I don’t know what it implies for other “symbolic” beliefs - noticeably closer to the religious domain. Perhaps it gives us ways to think about some of them also being grounded in intuitions of this sort (I doubt that this would work with the Holy Trinity, but perhaps with other contents? Any idea of religious beliefs that would work along the lines of correspondences?).
More interestingly, it challenges us to think about another difference in kinds of contents for the intuitive vs. reflective distinction. Failing to be propositional or determinate is not specific to reflective judgments, or so I think these cross-modal cases show. As a further challenge, it also invites us to focus not just on the varieties of beliefs but on the varieties of intuitions. My suggestion here is that intuitions whose contents are somehow grounded in perceptual processing (but not perceived per se), like cross-modal correspondences, may represent a very distinctive subset of intuitions, contrasting with moral or linguistic ones, for instance.
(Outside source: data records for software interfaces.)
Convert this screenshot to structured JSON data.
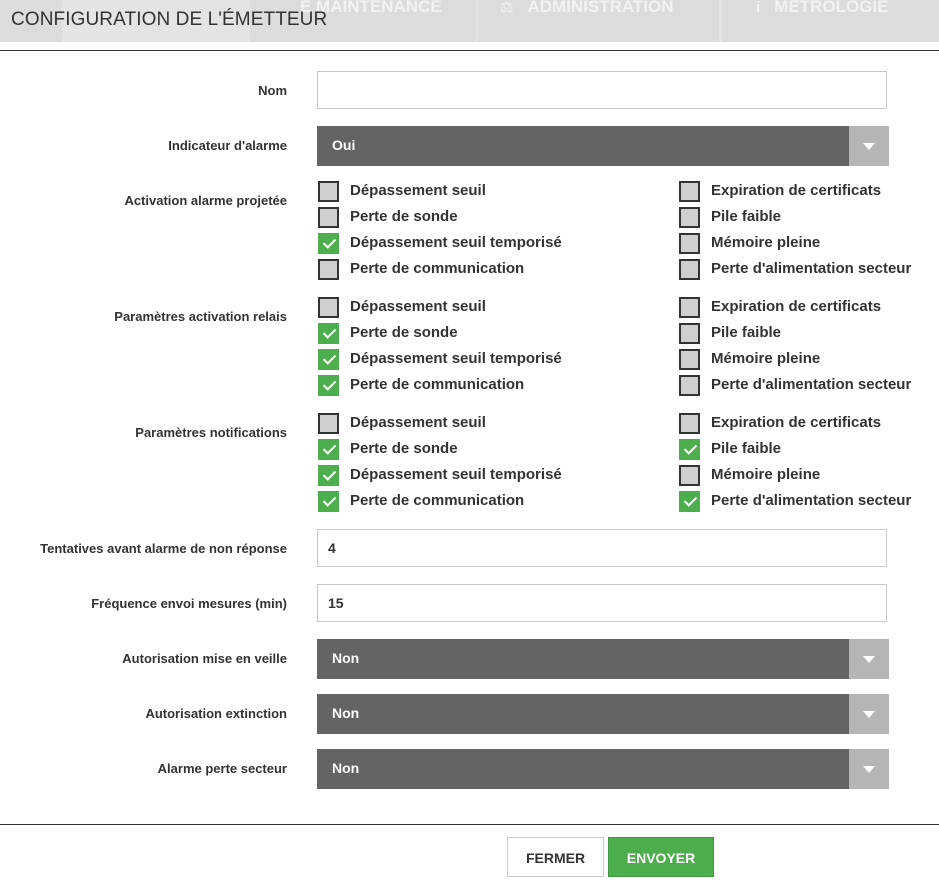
{
  "background_nav": {
    "tabs": [
      {
        "icon": "wrench-icon",
        "label": "E MAINTENANCE"
      },
      {
        "icon": "balance-icon",
        "glyph": "⚖",
        "label": "ADMINISTRATION"
      },
      {
        "icon": "info-icon",
        "glyph": "i",
        "label": "MÉTROLOGIE"
      }
    ]
  },
  "modal": {
    "title": "CONFIGURATION DE L'ÉMETTEUR"
  },
  "form": {
    "nom": {
      "label": "Nom",
      "value": "",
      "placeholder": ""
    },
    "indicateur_alarme": {
      "label": "Indicateur d'alarme",
      "value": "Oui"
    },
    "activation_alarme_projetee": {
      "label": "Activation alarme projetée",
      "options": [
        {
          "label": "Dépassement seuil",
          "checked": false
        },
        {
          "label": "Perte de sonde",
          "checked": false
        },
        {
          "label": "Dépassement seuil temporisé",
          "checked": true
        },
        {
          "label": "Perte de communication",
          "checked": false
        },
        {
          "label": "Expiration de certificats",
          "checked": false
        },
        {
          "label": "Pile faible",
          "checked": false
        },
        {
          "label": "Mémoire pleine",
          "checked": false
        },
        {
          "label": "Perte d'alimentation secteur",
          "checked": false
        }
      ]
    },
    "parametres_activation_relais": {
      "label": "Paramètres activation relais",
      "options": [
        {
          "label": "Dépassement seuil",
          "checked": false
        },
        {
          "label": "Perte de sonde",
          "checked": true
        },
        {
          "label": "Dépassement seuil temporisé",
          "checked": true
        },
        {
          "label": "Perte de communication",
          "checked": true
        },
        {
          "label": "Expiration de certificats",
          "checked": false
        },
        {
          "label": "Pile faible",
          "checked": false
        },
        {
          "label": "Mémoire pleine",
          "checked": false
        },
        {
          "label": "Perte d'alimentation secteur",
          "checked": false
        }
      ]
    },
    "parametres_notifications": {
      "label": "Paramètres notifications",
      "options": [
        {
          "label": "Dépassement seuil",
          "checked": false
        },
        {
          "label": "Perte de sonde",
          "checked": true
        },
        {
          "label": "Dépassement seuil temporisé",
          "checked": true
        },
        {
          "label": "Perte de communication",
          "checked": true
        },
        {
          "label": "Expiration de certificats",
          "checked": false
        },
        {
          "label": "Pile faible",
          "checked": true
        },
        {
          "label": "Mémoire pleine",
          "checked": false
        },
        {
          "label": "Perte d'alimentation secteur",
          "checked": true
        }
      ]
    },
    "tentatives": {
      "label": "Tentatives avant alarme de non réponse",
      "value": "4"
    },
    "frequence": {
      "label": "Fréquence envoi mesures (min)",
      "value": "15"
    },
    "autorisation_veille": {
      "label": "Autorisation mise en veille",
      "value": "Non"
    },
    "autorisation_extinction": {
      "label": "Autorisation extinction",
      "value": "Non"
    },
    "alarme_perte_secteur": {
      "label": "Alarme perte secteur",
      "value": "Non"
    }
  },
  "footer": {
    "close_label": "FERMER",
    "send_label": "ENVOYER"
  },
  "colors": {
    "checked": "#4cae4c",
    "select_bg": "#646464",
    "select_arrow_bg": "#b5b5b5",
    "send_button": "#4cae4c"
  }
}
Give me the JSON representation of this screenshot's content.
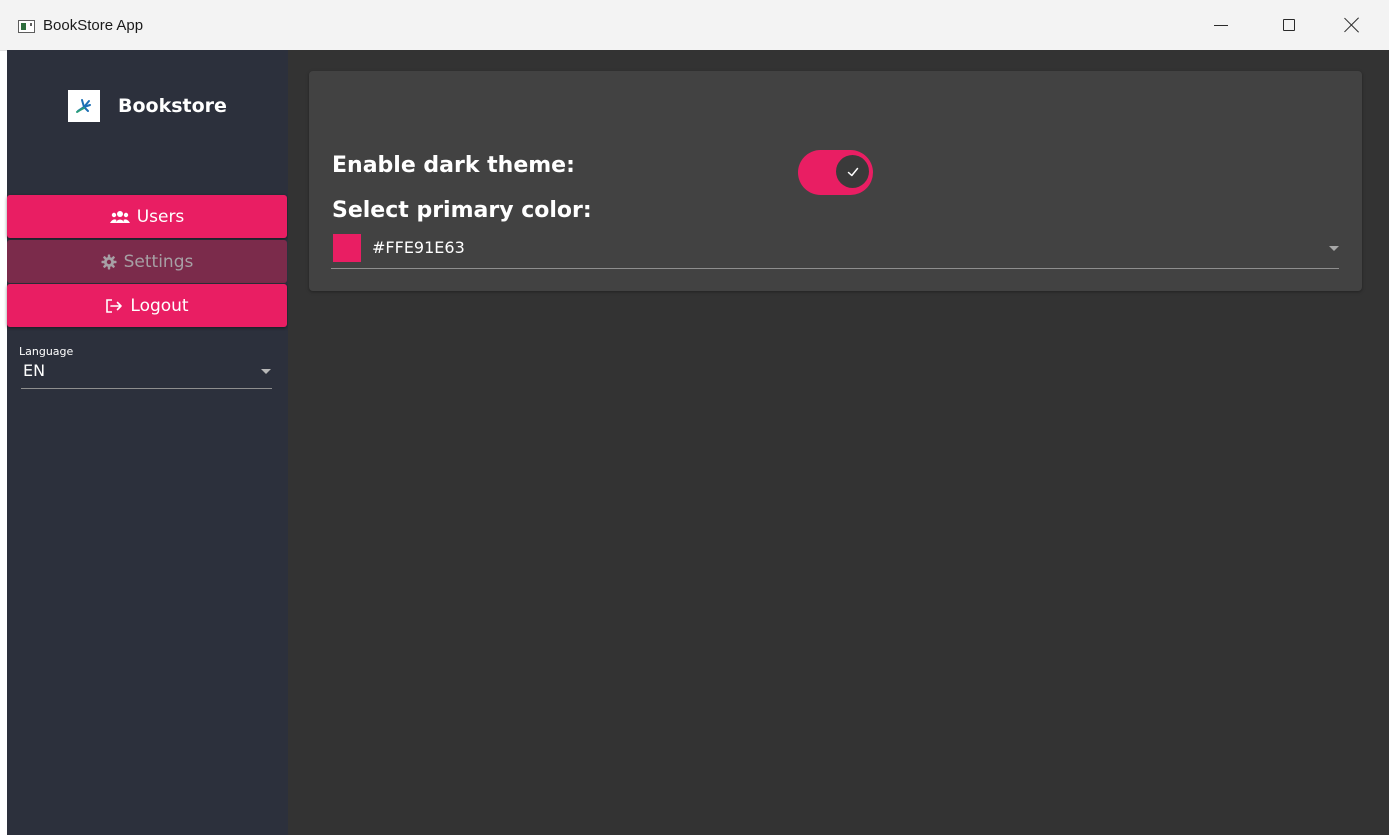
{
  "window": {
    "title": "BookStore App"
  },
  "sidebar": {
    "brand": "Bookstore",
    "items": [
      {
        "label": "Users",
        "icon": "users-icon",
        "state": "normal"
      },
      {
        "label": "Settings",
        "icon": "gear-icon",
        "state": "selected"
      },
      {
        "label": "Logout",
        "icon": "logout-icon",
        "state": "normal"
      }
    ],
    "language": {
      "label": "Language",
      "value": "EN"
    }
  },
  "settings": {
    "dark_theme_label": "Enable dark theme:",
    "dark_theme_enabled": true,
    "primary_color_label": "Select primary color:",
    "primary_color_value": "#FFE91E63"
  },
  "colors": {
    "accent": "#E91E63",
    "sidebar_bg": "#2C303C",
    "main_bg": "#333333",
    "card_bg": "#424242"
  }
}
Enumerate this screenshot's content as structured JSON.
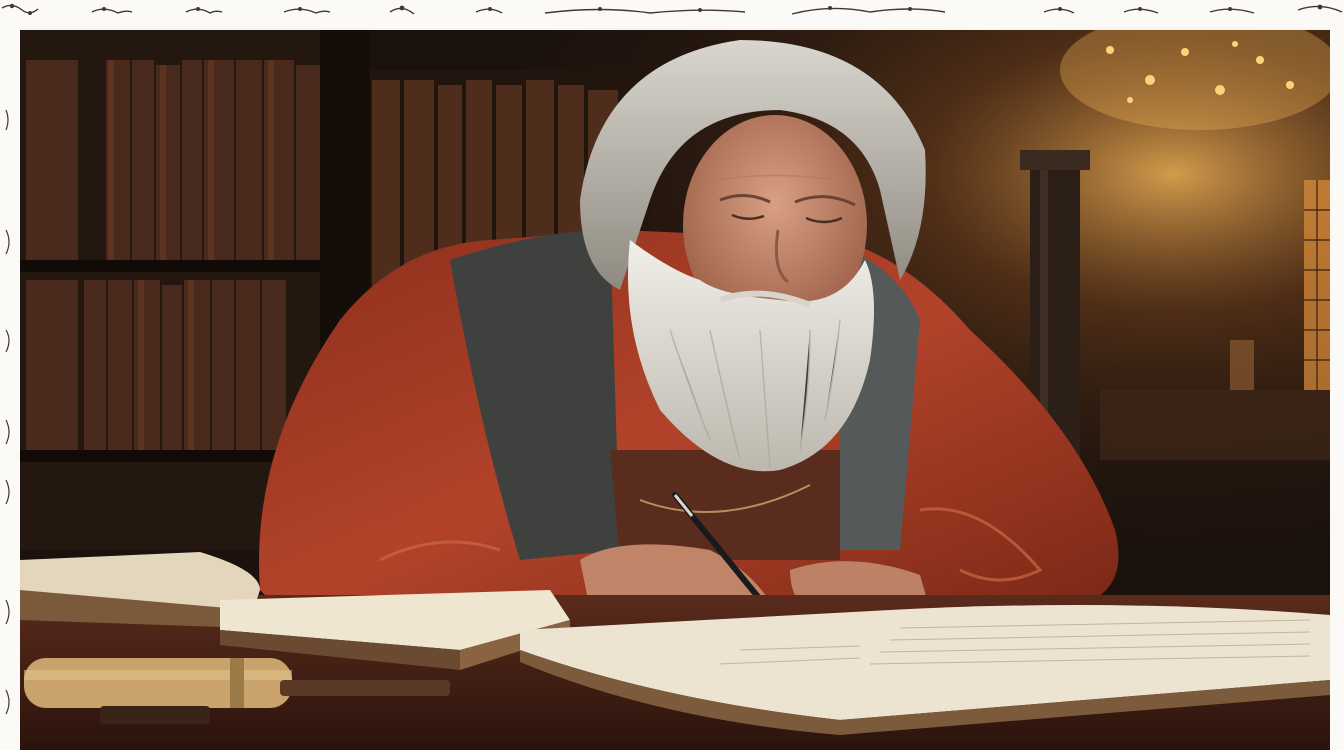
{
  "image": {
    "subject": "elderly-scholar-writing",
    "palette": {
      "background_dark": "#1c120d",
      "shelf_wood": "#2a1a12",
      "book_spines": "#5a3424",
      "robe_red": "#a63b25",
      "vest_gray": "#4c4e4b",
      "beard_white": "#e6e3dc",
      "skin": "#c98e70",
      "paper": "#ece3d1",
      "desk": "#4a2318",
      "warm_light": "#f2b457",
      "frame": "#fbfaf6",
      "ornament_ink": "#3d3a2f"
    },
    "decorations": [
      "vine-ornament-icon"
    ]
  }
}
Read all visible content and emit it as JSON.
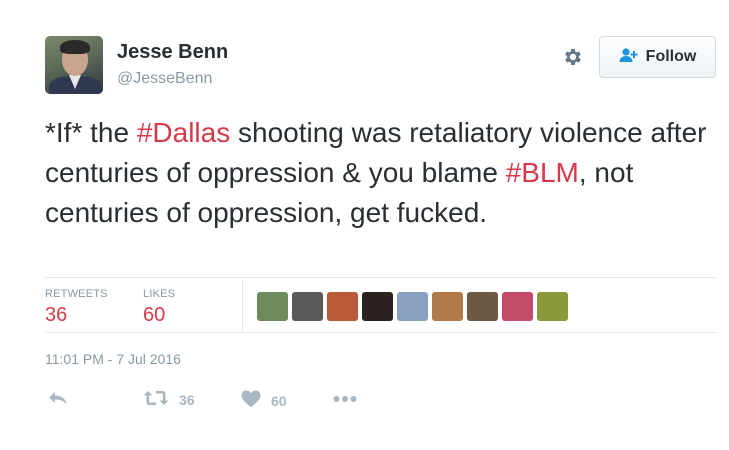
{
  "author": {
    "name": "Jesse Benn",
    "handle": "@JesseBenn"
  },
  "follow_button": {
    "label": "Follow",
    "icon": "add-user-icon"
  },
  "settings": {
    "icon": "gear-icon"
  },
  "tweet": {
    "text_parts": [
      {
        "text": "*If* the ",
        "hashtag": false
      },
      {
        "text": "#Dallas",
        "hashtag": true
      },
      {
        "text": " shooting was retaliatory violence after centuries of oppression & you blame ",
        "hashtag": false
      },
      {
        "text": "#BLM",
        "hashtag": true
      },
      {
        "text": ", not centuries of oppression, get fucked.",
        "hashtag": false
      }
    ]
  },
  "stats": {
    "retweets_label": "RETWEETS",
    "retweets_count": "36",
    "likes_label": "LIKES",
    "likes_count": "60",
    "liker_avatars": [
      {
        "icon": "liker-avatar-1",
        "color": "#6f8a5c"
      },
      {
        "icon": "liker-avatar-2",
        "color": "#5a5a5a"
      },
      {
        "icon": "liker-avatar-3",
        "color": "#b85a3a"
      },
      {
        "icon": "liker-avatar-4",
        "color": "#2a2320"
      },
      {
        "icon": "liker-avatar-5",
        "color": "#8aa0c0"
      },
      {
        "icon": "liker-avatar-6",
        "color": "#b07a4a"
      },
      {
        "icon": "liker-avatar-7",
        "color": "#6e5a44"
      },
      {
        "icon": "liker-avatar-8",
        "color": "#c34a6a"
      },
      {
        "icon": "liker-avatar-9",
        "color": "#8a9a3a"
      }
    ]
  },
  "timestamp": "11:01 PM - 7 Jul 2016",
  "actions": {
    "reply_icon": "reply-icon",
    "retweet_icon": "retweet-icon",
    "retweet_count": "36",
    "like_icon": "heart-icon",
    "like_count": "60",
    "more_icon": "more-icon"
  },
  "colors": {
    "hashtag": "#d63a4a",
    "muted": "#8899a6",
    "text": "#292f33"
  }
}
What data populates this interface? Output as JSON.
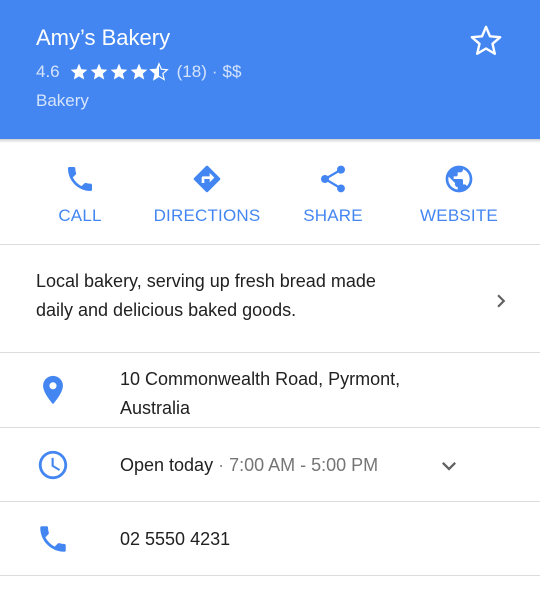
{
  "header": {
    "title": "Amy’s Bakery",
    "rating": "4.6",
    "stars": 4.5,
    "review_count": "(18)",
    "separator": "·",
    "price": "$$",
    "category": "Bakery",
    "background_color": "#4386f2",
    "favorite_icon": "star-outline-icon"
  },
  "actions": [
    {
      "label": "CALL",
      "icon": "phone-icon"
    },
    {
      "label": "DIRECTIONS",
      "icon": "directions-icon"
    },
    {
      "label": "SHARE",
      "icon": "share-icon"
    },
    {
      "label": "WEBSITE",
      "icon": "globe-icon"
    }
  ],
  "description": {
    "line1": "Local bakery, serving up fresh bread made",
    "line2": "daily and delicious baked goods.",
    "icon": "chevron-right-icon"
  },
  "address": {
    "line1": "10 Commonwealth Road, Pyrmont,",
    "line2": "Australia",
    "icon": "location-pin-icon"
  },
  "hours": {
    "status": "Open today",
    "separator": "·",
    "time": "7:00 AM - 5:00 PM",
    "icon": "clock-icon",
    "expand_icon": "chevron-down-icon"
  },
  "phone": {
    "number": "02 5550 4231",
    "icon": "phone-icon"
  },
  "accent_color": "#4386f2"
}
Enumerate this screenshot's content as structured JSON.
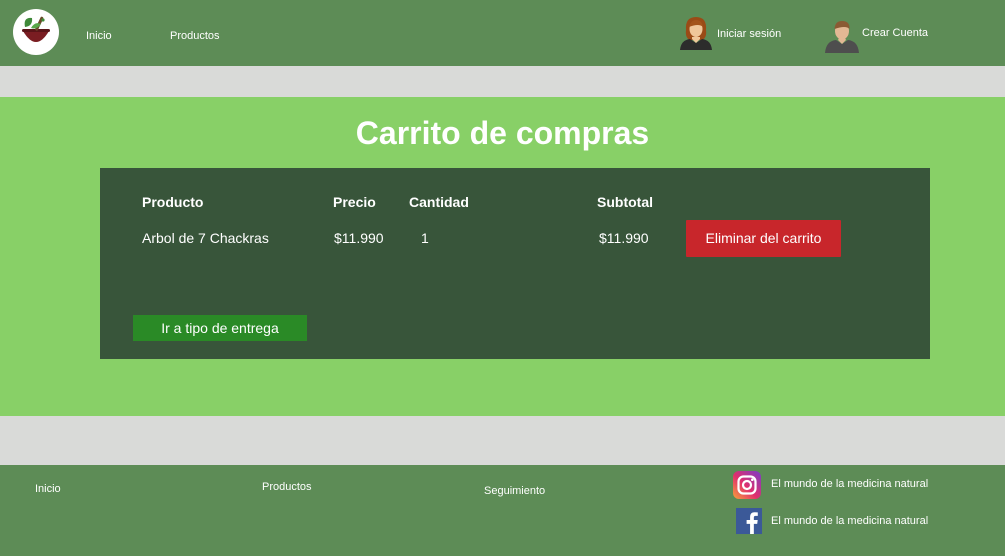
{
  "header": {
    "nav": [
      {
        "label": "Inicio"
      },
      {
        "label": "Productos"
      }
    ],
    "login_label": "Iniciar sesión",
    "register_label": "Crear Cuenta"
  },
  "cart": {
    "title": "Carrito de compras",
    "columns": [
      "Producto",
      "Precio",
      "Cantidad",
      "Subtotal"
    ],
    "items": [
      {
        "product": "Arbol de 7 Chackras",
        "price": "$11.990",
        "quantity": "1",
        "subtotal": "$11.990",
        "remove_label": "Eliminar del carrito"
      }
    ],
    "checkout_label": "Ir a tipo de entrega"
  },
  "footer": {
    "links": [
      {
        "label": "Inicio"
      },
      {
        "label": "Productos"
      },
      {
        "label": "Seguimiento"
      }
    ],
    "social": [
      {
        "icon": "instagram-icon",
        "label": "El mundo de la medicina natural"
      },
      {
        "icon": "facebook-icon",
        "label": "El mundo de la medicina natural"
      }
    ]
  },
  "colors": {
    "header_bg": "#5d8c56",
    "main_bg": "#88d067",
    "panel_bg": "#38553a",
    "remove_button": "#c8262b",
    "checkout_button": "#2a8a26",
    "band_gray": "#d9dad8"
  }
}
On intuitive vs. reflective beliefs
Sperber, Dan (1997) Intuitive and reflective beliefs, Mind and Language 12 : 67-83 (link)
On sound symbolism
Nuckolls, J. (2003). The case for sound symbolism. Annual Review of Anthropology, 28: 225–252. (link)
Ramachandran, V., & Hubbard, E. (2001). Synaesthesia: A window into perception, thought and language. Journal of Consciousness Studies, 8: 3-34. (link)
Sapir, E. (1929). A study in phonetic symbolism. Journal of Experimental Psychology, 12: 225-239. (link)
Spence, C. (2011). Crossmodal correspondences: A tutorial review. Attention, Perception, & Psychophysics, 73: 971-995. (link)
On dual processes
Evans, J. St. B. T. (2008). Dual-processing accounts of reasoning, judgment, and social cognition. Annual Review of Psychology, 59: 255–278.
Keren, G., & Schul, Y. (2009). Two is not always better than one: A critical evaluation of two-system theories. Perspectives on Psychological Science, 4: 500–533.
Kruglanski, A.W. & Gigerenzer, G. (2011) Intuitive and Deliberate Judgments Are Based on Common Principles, Psychological Review, 118: 97-109.